===== Exercise materials =====

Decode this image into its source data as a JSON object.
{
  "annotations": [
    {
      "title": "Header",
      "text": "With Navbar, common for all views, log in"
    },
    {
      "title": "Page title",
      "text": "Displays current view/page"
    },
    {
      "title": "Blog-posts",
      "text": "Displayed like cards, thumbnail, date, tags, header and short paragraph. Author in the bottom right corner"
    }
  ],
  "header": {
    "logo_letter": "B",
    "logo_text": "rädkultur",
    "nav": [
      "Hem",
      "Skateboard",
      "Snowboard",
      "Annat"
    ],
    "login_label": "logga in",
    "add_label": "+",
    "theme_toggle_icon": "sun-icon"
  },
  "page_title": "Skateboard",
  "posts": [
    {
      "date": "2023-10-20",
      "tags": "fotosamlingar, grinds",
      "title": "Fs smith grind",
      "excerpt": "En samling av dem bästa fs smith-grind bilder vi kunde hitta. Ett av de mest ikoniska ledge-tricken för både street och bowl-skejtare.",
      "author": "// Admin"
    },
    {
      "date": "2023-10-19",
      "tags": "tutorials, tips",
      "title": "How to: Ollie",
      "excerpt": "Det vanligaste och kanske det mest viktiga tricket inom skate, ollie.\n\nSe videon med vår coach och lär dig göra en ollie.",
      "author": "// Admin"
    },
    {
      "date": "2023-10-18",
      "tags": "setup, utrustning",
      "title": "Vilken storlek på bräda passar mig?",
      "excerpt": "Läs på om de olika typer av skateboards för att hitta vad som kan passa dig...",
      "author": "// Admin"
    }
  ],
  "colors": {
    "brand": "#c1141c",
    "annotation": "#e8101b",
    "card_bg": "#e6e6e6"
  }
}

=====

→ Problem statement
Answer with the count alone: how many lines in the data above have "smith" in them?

→ Completed task
2